E. R. Eddison
E R Eddison (1882-1945)Eric Rucker Eddison was born in Leeds in 1882 and was schooled by private tutors along with a young Arthur Ransome. He was later educated at Eton and Oxford, becoming a high-ranking British civil servant. His earlier 20th-century novels - most famously The Worm Ouroboros - influenced many of the great fantasy writers who followed him, such as JRR Tolkien, Ursula K. LeGuin and Michael Moorcock. After retiring from the civil service, he lived in Marlborough, Wiltshire until his death in 1945.
Marta Randall is the author of seven novels and numerous shorter works. She also edited NEW DIMENSIONS 11 and 12 and NEBULA STORIES 19. She has taught writing in a number of venues, including the Clarion workshop and through the University of California at the Berkeley extension. Currently she teaches private workshops. She was born in Mexico City, Mexico in 1948 and lives in Sonoma County, California, with her husband and youngest child. Her most recent book was GROWING LIGHT, written under the name Martha Conley.
Bill Ransom (1945 - )Bill Ransom was born in Puyallup, Washington in 1945. he began full-time employment at the age of eleven as an agricultural worker. He attended Washington State University on track and boxing scholarships, and the University of Puget Sound on a track scholarship. He received his BA in Sociology and English Education from the University of Washington in 1970, and MA in English from Utah State University in 1997. He is best known for the three novels he co-wrote with Frank Herbert.

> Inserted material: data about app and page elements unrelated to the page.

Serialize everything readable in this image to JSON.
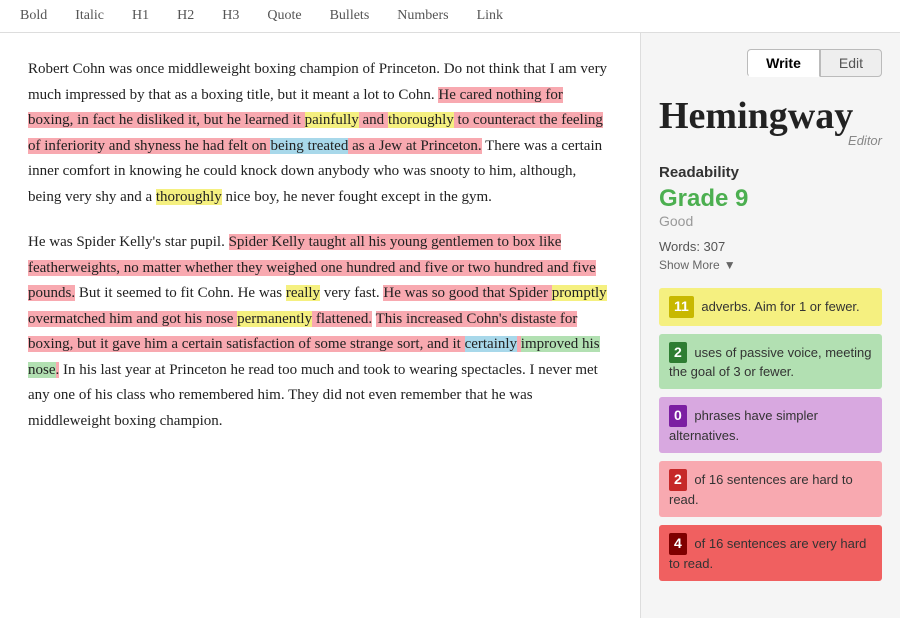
{
  "toolbar": {
    "buttons": [
      "Bold",
      "Italic",
      "H1",
      "H2",
      "H3",
      "Quote",
      "Bullets",
      "Numbers",
      "Link"
    ]
  },
  "tabs": {
    "write": "Write",
    "edit": "Edit"
  },
  "sidebar": {
    "app_title": "Hemingway",
    "app_subtitle": "Editor",
    "readability_label": "Readability",
    "grade_label": "Grade 9",
    "good_label": "Good",
    "words_label": "Words: 307",
    "show_more": "Show More",
    "stats": [
      {
        "num": "11",
        "text": "adverbs. Aim for 1 or fewer.",
        "card_class": "card-yellow"
      },
      {
        "num": "2",
        "text": "uses of passive voice, meeting the goal of 3 or fewer.",
        "card_class": "card-green"
      },
      {
        "num": "0",
        "text": "phrases have simpler alternatives.",
        "card_class": "card-purple"
      },
      {
        "num": "2",
        "text": "of 16 sentences are hard to read.",
        "card_class": "card-red"
      },
      {
        "num": "4",
        "text": "of 16 sentences are very hard to read.",
        "card_class": "card-darkred"
      }
    ]
  },
  "editor": {
    "paragraphs": [
      "Robert Cohn was once middleweight boxing champion of Princeton. Do not think that I am very much impressed by that as a boxing title, but it meant a lot to Cohn.",
      "There was a certain inner comfort in knowing he could knock down anybody who was snooty to him, although, being very shy and a thoroughly nice boy, he never fought except in the gym.",
      "He was Spider Kelly's star pupil.",
      "But it seemed to fit Cohn. He was really very fast.",
      "This increased Cohn's distaste for boxing, but it gave him a certain satisfaction of some strange sort, and it certainly improved his nose.",
      "In his last year at Princeton he read too much and took to wearing spectacles. I never met any one of his class who remembered him. They did not even remember that he was middleweight boxing champion."
    ]
  }
}
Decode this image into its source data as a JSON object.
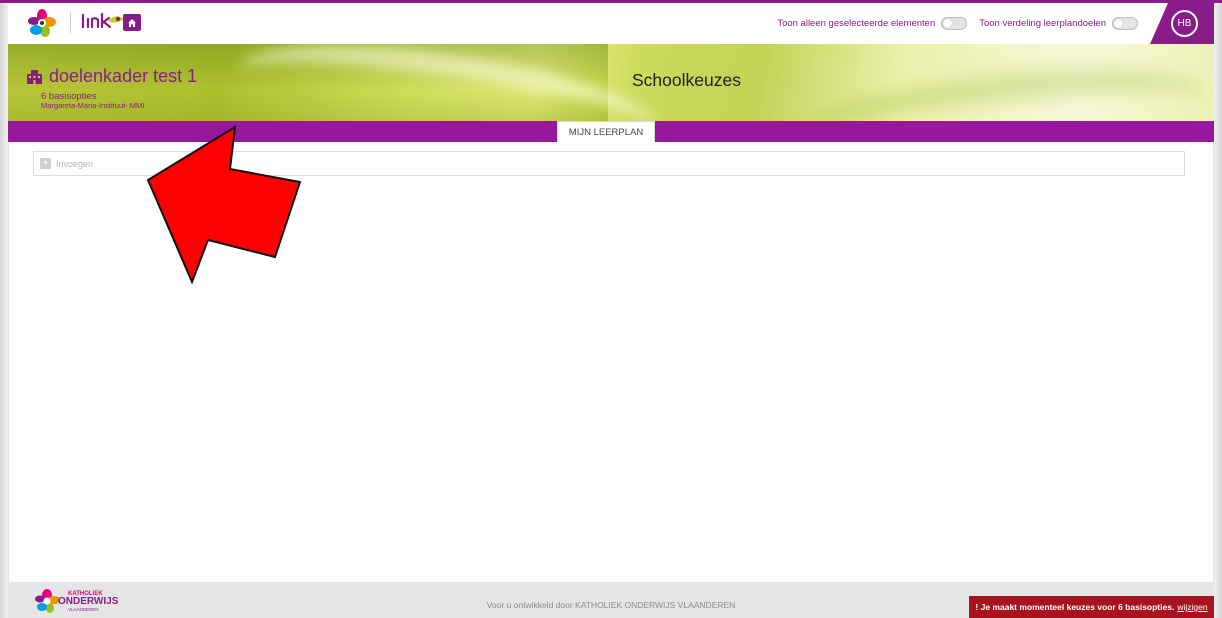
{
  "header": {
    "toggle1_label": "Toon alleen geselecteerde elementen",
    "toggle2_label": "Toon verdeling leerplandoelen",
    "avatar_initials": "HB",
    "brand_color": "#8a1c8a"
  },
  "banner": {
    "title": "doelenkader test 1",
    "subtitle": "6 basisopties",
    "school": "Margareta-Maria-Instituut- MMI",
    "page_heading": "Schoolkeuzes",
    "icon": "building-icon"
  },
  "tabs": [
    {
      "label": "MIJN LEERPLAN",
      "active": true
    }
  ],
  "content": {
    "insert_label": "Invoegen",
    "insert_icon": "plus-icon"
  },
  "annotation": {
    "arrow_color": "#ff0000"
  },
  "footer": {
    "logo_text_top": "KATHOLIEK",
    "logo_text_main": "ONDERWIJS",
    "logo_text_sub": "VLAANDEREN",
    "credit": "Voor u ontwikkeld door KATHOLIEK ONDERWIJS VLAANDEREN",
    "notice_text": "! Je maakt momenteel keuzes voor 6 basisopties.",
    "notice_link": "wijzigen",
    "notice_color": "#a7141f"
  }
}
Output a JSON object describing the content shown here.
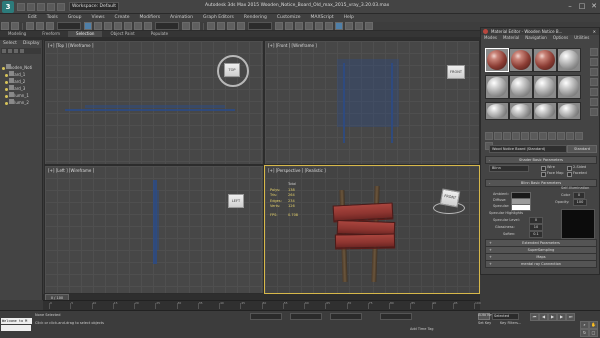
{
  "titlebar": {
    "workspace": "Workspace: Default",
    "title": "Autodesk 3ds Max 2015     Wooden_Notice_Board_Old_max_2015_vray_3.20.03.max",
    "minimize": "–",
    "maximize": "□",
    "close": "✕"
  },
  "menu": [
    "Edit",
    "Tools",
    "Group",
    "Views",
    "Create",
    "Modifiers",
    "Animation",
    "Graph Editors",
    "Rendering",
    "Customize",
    "MAXScript",
    "Help"
  ],
  "ribbon_tabs": [
    "Modeling",
    "Freeform",
    "Selection",
    "Object Paint",
    "Populate"
  ],
  "explorer": {
    "tabs": [
      "Select",
      "Display"
    ],
    "items": [
      "Wooden_Noti",
      "Board_1",
      "Board_2",
      "Board_3",
      "Column_1",
      "Column_2"
    ]
  },
  "viewports": {
    "top": {
      "label": "[+] [Top ] [Wireframe ]",
      "cube": "TOP"
    },
    "front": {
      "label": "[+] [Front ] [Wireframe ]",
      "cube": "FRONT"
    },
    "left": {
      "label": "[+] [Left ] [Wireframe ]",
      "cube": "LEFT"
    },
    "persp": {
      "label": "[+] [Perspective ] [Realistic ]",
      "cube": "FRONT"
    }
  },
  "stats": {
    "header": "Total",
    "rows": [
      {
        "k": "Polys:",
        "v": "138"
      },
      {
        "k": "Tris:",
        "v": "264"
      },
      {
        "k": "Edges:",
        "v": "234"
      },
      {
        "k": "Verts:",
        "v": "126"
      }
    ],
    "fps_label": "FPS:",
    "fps": "0.708"
  },
  "material_editor": {
    "title": "Material Editor - Wooden Notice B...",
    "menus": [
      "Modes",
      "Material",
      "Navigation",
      "Options",
      "Utilities"
    ],
    "material_name": "Wood Notice Board (Standard)",
    "material_type": "Standard",
    "rollouts": {
      "shader_basic": "Shader Basic Parameters",
      "blinn_basic": "Blinn Basic Parameters",
      "extended": "Extended Parameters",
      "supersampling": "SuperSampling",
      "maps": "Maps",
      "mental_ray": "mental ray Connection"
    },
    "shader_type": "Blinn",
    "wire": "Wire",
    "two_sided": "2-Sided",
    "face_map": "Face Map",
    "faceted": "Faceted",
    "self_illum": "Self-Illumination",
    "color_label": "Color",
    "color_value": "0",
    "ambient": "Ambient:",
    "diffuse": "Diffuse:",
    "specular": "Specular:",
    "opacity_label": "Opacity:",
    "opacity_value": "100",
    "spec_highlights": "Specular Highlights",
    "spec_level_label": "Specular Level:",
    "spec_level": "0",
    "glossiness_label": "Glossiness:",
    "glossiness": "10",
    "soften_label": "Soften:",
    "soften": "0.1"
  },
  "timeline": {
    "frame": "0 / 100",
    "ticks": [
      "0",
      "5",
      "10",
      "15",
      "20",
      "25",
      "30",
      "35",
      "40",
      "45",
      "50",
      "55",
      "60",
      "65",
      "70",
      "75",
      "80",
      "85",
      "90",
      "95",
      "100"
    ]
  },
  "status": {
    "maxscript": "Welcome to M",
    "selection": "None Selected",
    "prompt": "Click or click-and-drag to select objects",
    "autokey": "Auto Key",
    "selected_dd": "Selected",
    "set_key": "Set Key",
    "key_filters": "Key Filters...",
    "add_time_tag": "Add Time Tag"
  },
  "colors": {
    "accent": "#d7b84a",
    "wood": "#a9453e",
    "selected_ui": "#4f7fa8"
  }
}
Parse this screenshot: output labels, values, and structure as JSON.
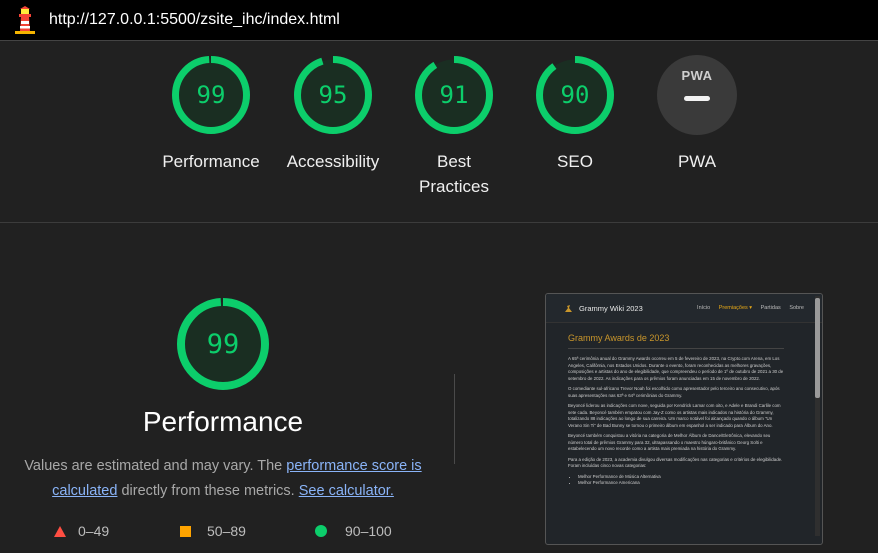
{
  "browser": {
    "url": "http://127.0.0.1:5500/zsite_ihc/index.html"
  },
  "categories": [
    {
      "label": "Performance",
      "score": "99"
    },
    {
      "label": "Accessibility",
      "score": "95"
    },
    {
      "label": "Best Practices",
      "score": "91"
    },
    {
      "label": "SEO",
      "score": "90"
    }
  ],
  "pwa": {
    "label": "PWA",
    "badge": "PWA"
  },
  "detail": {
    "score": "99",
    "title": "Performance",
    "desc_prefix": "Values are estimated and may vary. The ",
    "link_score": "performance score is calculated",
    "desc_middle": " directly from these metrics. ",
    "link_calc": "See calculator.",
    "legend": {
      "fail": "0–49",
      "average": "50–89",
      "pass": "90–100"
    }
  },
  "colors": {
    "pass": "#0cce6b",
    "average": "#ffa400",
    "fail": "#ff4e42",
    "link": "#8ab4f8"
  },
  "thumbnail": {
    "brand": "Grammy Wiki 2023",
    "nav": [
      "Início",
      "Premiações ▾",
      "Partidas",
      "Sobre"
    ],
    "heading": "Grammy Awards de 2023",
    "p1": "A 65ª cerimônia anual do Grammy Awards ocorreu em 5 de fevereiro de 2023, na Crypto.com Arena, em Los Angeles, Califórnia, nos Estados Unidos. Durante o evento, foram reconhecidas as melhores gravações, composições e artistas do ano de elegibilidade, que compreendeu o período de 1º de outubro de 2021 a 30 de setembro de 2022. As indicações para os prêmios foram anunciadas em 15 de novembro de 2022.",
    "p2": "O comediante sul-africano Trevor Noah foi escolhido como apresentador pelo terceiro ano consecutivo, após suas apresentações nas 63ª e 64ª cerimônias do Grammy.",
    "p3": "Beyoncé liderou as indicações com nove, seguida por Kendrick Lamar com oito, e Adele e Brandi Carlile com sete cada. Beyoncé também empatou com Jay-Z como os artistas mais indicados na história do Grammy, totalizando 88 indicações ao longo de sua carreira. Um marco notável foi alcançado quando o álbum \"Un Verano Sin Ti\" de Bad Bunny se tornou o primeiro álbum em espanhol a ser indicado para Álbum do Ano.",
    "p4": "Beyoncé também conquistou a vitória na categoria de Melhor Álbum de Dance/Eletrônica, elevando seu número total de prêmios Grammy para 32, ultrapassando o maestro húngaro-britânico Georg Solti e estabelecendo um novo recorde como a artista mais premiada na história do Grammy.",
    "p5": "Para a edição de 2023, a academia divulgou diversas modificações nas categorias e critérios de elegibilidade. Foram incluídas cinco novas categorias:",
    "list": [
      "Melhor Performance de Música Alternativa",
      "Melhor Performance Americana"
    ]
  }
}
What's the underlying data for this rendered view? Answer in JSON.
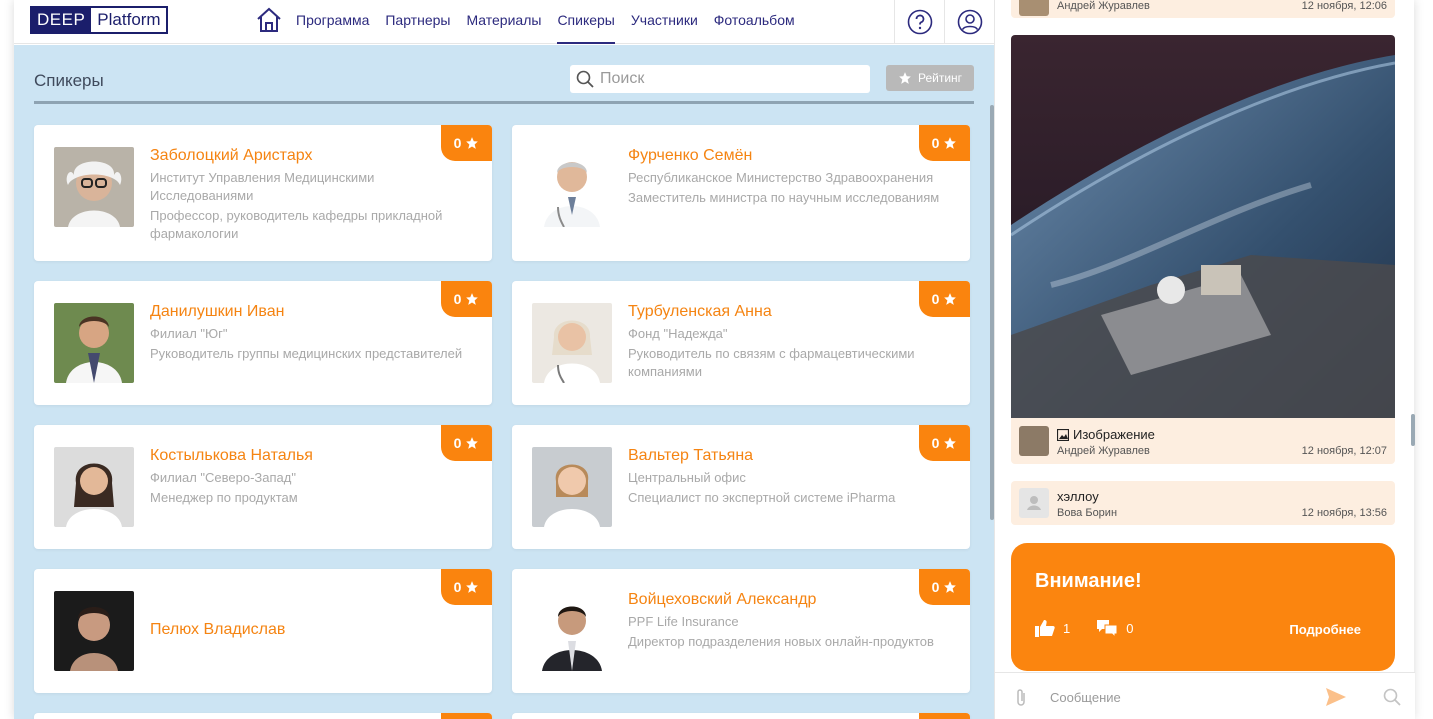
{
  "header": {
    "logo_part1": "DEEP",
    "logo_part2": "Platform",
    "nav": [
      "Программа",
      "Партнеры",
      "Материалы",
      "Спикеры",
      "Участники",
      "Фотоальбом"
    ],
    "active_nav": "Спикеры"
  },
  "page": {
    "title": "Спикеры",
    "search_placeholder": "Поиск",
    "rating_label": "Рейтинг"
  },
  "speakers": [
    {
      "name": "Заболоцкий Аристарх",
      "org": "Институт Управления Медицинскими Исследованиями",
      "position": "Профессор, руководитель кафедры прикладной фармакологии",
      "rating": "0"
    },
    {
      "name": "Фурченко Семён",
      "org": "Республиканское Министерство Здравоохранения",
      "position": "Заместитель министра по научным исследованиям",
      "rating": "0"
    },
    {
      "name": "Данилушкин Иван",
      "org": "Филиал \"Юг\"",
      "position": "Руководитель группы медицинских представителей",
      "rating": "0"
    },
    {
      "name": "Турбуленская Анна",
      "org": "Фонд \"Надежда\"",
      "position": "Руководитель по связям с фармацевтическими компаниями",
      "rating": "0"
    },
    {
      "name": "Костылькова Наталья",
      "org": "Филиал \"Северо-Запад\"",
      "position": "Менеджер по продуктам",
      "rating": "0"
    },
    {
      "name": "Вальтер Татьяна",
      "org": "Центральный офис",
      "position": "Специалист по экспертной системе iPharma",
      "rating": "0"
    },
    {
      "name": "Пелюх Владислав",
      "org": "",
      "position": "",
      "rating": "0"
    },
    {
      "name": "Войцеховский Александр",
      "org": "PPF Life Insurance",
      "position": "Директор подразделения новых онлайн-продуктов",
      "rating": "0"
    }
  ],
  "chat": {
    "top_message": {
      "author": "Андрей Журавлев",
      "time": "12 ноября, 12:06"
    },
    "image_message": {
      "text": "Изображение",
      "author": "Андрей Журавлев",
      "time": "12 ноября, 12:07"
    },
    "text_message": {
      "text": "хэллоу",
      "author": "Вова Борин",
      "time": "12 ноября, 13:56"
    },
    "alert": {
      "title": "Внимание!",
      "likes": "1",
      "comments": "0",
      "more": "Подробнее"
    },
    "input_placeholder": "Сообщение"
  },
  "colors": {
    "accent": "#fa840e",
    "nav": "#2c2a7e",
    "main_bg": "#cce4f3",
    "chat_bubble": "#fdeee0"
  }
}
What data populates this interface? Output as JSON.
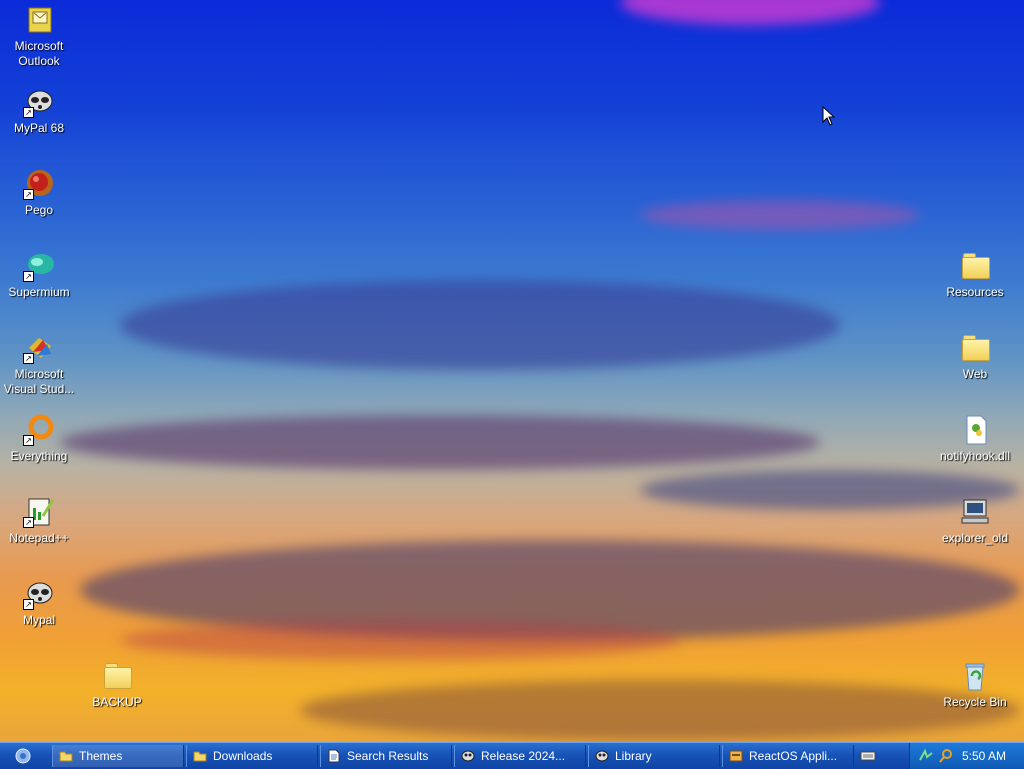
{
  "desktop": {
    "icons_left": [
      {
        "label1": "Microsoft",
        "label2": "Outlook",
        "icon": "outlook-icon"
      },
      {
        "label1": "MyPal 68",
        "label2": "",
        "icon": "mypal-icon"
      },
      {
        "label1": "Pego",
        "label2": "",
        "icon": "pego-icon"
      },
      {
        "label1": "Supermium",
        "label2": "",
        "icon": "supermium-icon"
      },
      {
        "label1": "Microsoft",
        "label2": "Visual Stud...",
        "icon": "visual-studio-icon"
      },
      {
        "label1": "Everything",
        "label2": "",
        "icon": "everything-icon"
      },
      {
        "label1": "Notepad++",
        "label2": "",
        "icon": "notepadpp-icon"
      },
      {
        "label1": "Mypal",
        "label2": "",
        "icon": "mypal-icon"
      },
      {
        "label1": "BACKUP",
        "label2": "",
        "icon": "folder-icon"
      }
    ],
    "icons_right": [
      {
        "label1": "Resources",
        "icon": "folder-icon"
      },
      {
        "label1": "Web",
        "icon": "folder-icon"
      },
      {
        "label1": "notifyhook.dll",
        "icon": "dll-file-icon"
      },
      {
        "label1": "explorer_old",
        "icon": "computer-icon"
      },
      {
        "label1": "Recycle Bin",
        "icon": "recycle-bin-icon"
      }
    ]
  },
  "taskbar": {
    "tasks": [
      {
        "label": "Themes",
        "icon": "folder-icon"
      },
      {
        "label": "Downloads",
        "icon": "folder-icon"
      },
      {
        "label": "Search Results",
        "icon": "document-icon"
      },
      {
        "label": "Release 2024...",
        "icon": "mypal-icon"
      },
      {
        "label": "Library",
        "icon": "mypal-icon"
      },
      {
        "label": "ReactOS Appli...",
        "icon": "app-icon"
      }
    ],
    "clock": "5:50 AM"
  },
  "colors": {
    "taskbar": "#1853b8",
    "tray": "#0f5ab5"
  }
}
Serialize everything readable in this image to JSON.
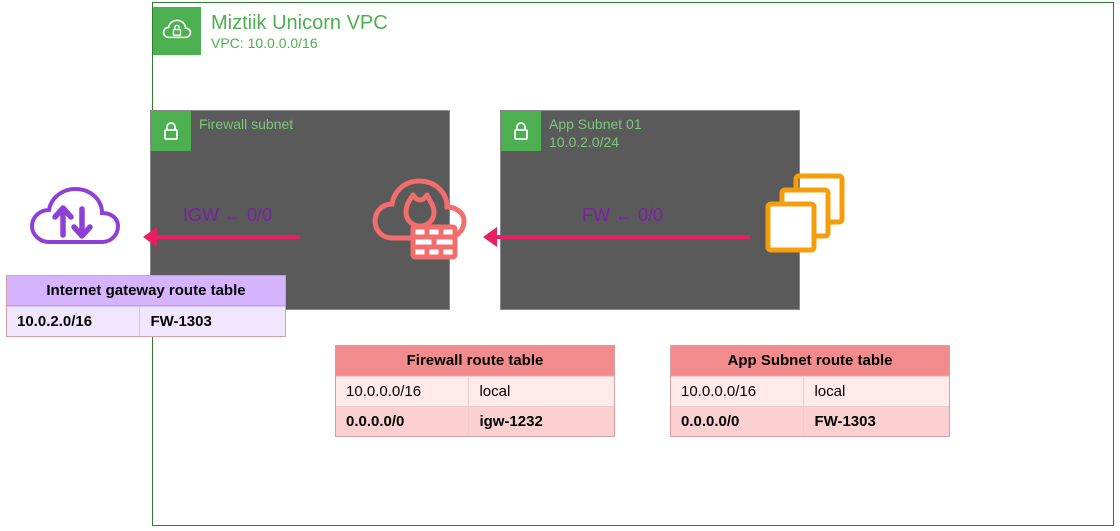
{
  "vpc": {
    "title": "Miztiik Unicorn VPC",
    "subtitle": "VPC: 10.0.0.0/16"
  },
  "subnets": {
    "firewall": {
      "label": "Firewall subnet",
      "cidr": ""
    },
    "app": {
      "label": "App Subnet 01",
      "cidr": "10.0.2.0/24"
    }
  },
  "arrows": {
    "fw_to_igw": "IGW ← 0/0",
    "app_to_fw": "FW ← 0/0"
  },
  "route_tables": {
    "igw": {
      "title": "Internet gateway route table",
      "rows": [
        {
          "dest": "10.0.2.0/16",
          "target": "FW-1303"
        }
      ]
    },
    "firewall": {
      "title": "Firewall route table",
      "rows": [
        {
          "dest": "10.0.0.0/16",
          "target": "local"
        },
        {
          "dest": "0.0.0.0/0",
          "target": "igw-1232"
        }
      ]
    },
    "app": {
      "title": "App Subnet route table",
      "rows": [
        {
          "dest": "10.0.0.0/16",
          "target": "local"
        },
        {
          "dest": "0.0.0.0/0",
          "target": "FW-1303"
        }
      ]
    }
  },
  "icons": {
    "igw": "internet-gateway-icon",
    "firewall": "network-firewall-icon",
    "app": "ec2-instances-icon",
    "vpc_lock": "cloud-lock-icon",
    "subnet_lock": "lock-icon"
  }
}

Mickey Zucker Reichert
Mickey Zucker Reichert (1962- )Mickey Zucker Reichert is the working name Miriam Zucker Reichert. Reichert is a paediatrician and is a Doctor of Medicine. She is from a town in Iowa and has fostered and adopted children as well as a variety of animals, describing herself as a "bird wrangler, goat roper, dog trainer, cat herder, horse rider, and fish feeder who has learned (the hard way) not to let macaws remove contact lenses". Reichert began publishing work of genre interest with "Homecoming" for Space & Time in 1989. She has over 22 novels to her name, as well as an illustrated novella and over 50 short stories, and she is best known for her Renshai series, which provides a different perspective on traditional Norse mythology. Reichert was asked to write three prequels of I, Robot by Asimov's estate, being a science fiction author with an MD, and is the first woman to be authorised to write stories based on Asimov's novels.
Mack Reynolds (1917-1983)
Dallas McCord ('Mack') Reynolds was born in California in 1917. His father was the Socialist Labor Party Presidential Candidate on two occasions, and Reynolds' life and work were deeply affected by his political upbringing. After early careers in newspapers and computing, Reynolds returned from the Second World War and began to write science fiction. Based in Mexico but travelling widely in his role as Travel Editor for a men's magazine, he started slowly but surely to sell his work. Mack Reynolds wrote the first Star Trek novel, Mission to Horatius, and was once voted Most popular SF Author by the readers of Galaxy Science Fiction magazine. He died in 1983.
Lionel Roberts is a pseudonym for Lionel Fanthorpe.
Keith Roberts (1935-2000)
Keith Roberts was an English author and illustrator, who did more than most to define the look of UK Science fiction magazines in the sixties. He won four BFSA awards for his writing and his art, and edited the magazine Science Fantasy (later Impulse) for a time. He was also nominated for Hugo, Nebula (twice) and Arthur C. Clarke awards. He is perhaps best known for his seminal alternative history novel, Pavane, praised by George R. R. Martin: 'No alternate history novel of the past thirty years comes close to equalling Pavane'.
Deborah J. Ross
Deborah J. Ross is an American SF and fantasy author.
William Rostler (1926-1997) was an American SF author.
Rudy Rucker (1946 - )
Rudy Rucker is a writer, a mathematician, and a computer scientist with thirty-two published books. In the 1980s he received Philip K. Dick awards for his cyberpunk novels Software and Wetware. He took up painting in 1999, and has had three shows of his pop-surreal works in San Francisco. His fantastic novel of the afterlife, Jim And The Flims appeared in 2011, as did his memoir, Nested Scrolls: A Writer's Life. He is presently working on a 1950s SF novel called The Turing Chronicles, featuring a love affair between computer pioneer Alan Turing and Beat author William Burroughs.
Joanna Russ was born in New York City and is regarded as one of the leading feminist science fiction writers. She died in 2011.
Geoff Ryman was born in Canada in 1952 but moved to America when he was eleven. He moved to London in 1973. He began writing science fiction in 1976. His other novels include Was and 253. He currently lives and works in London and Oxfordshire.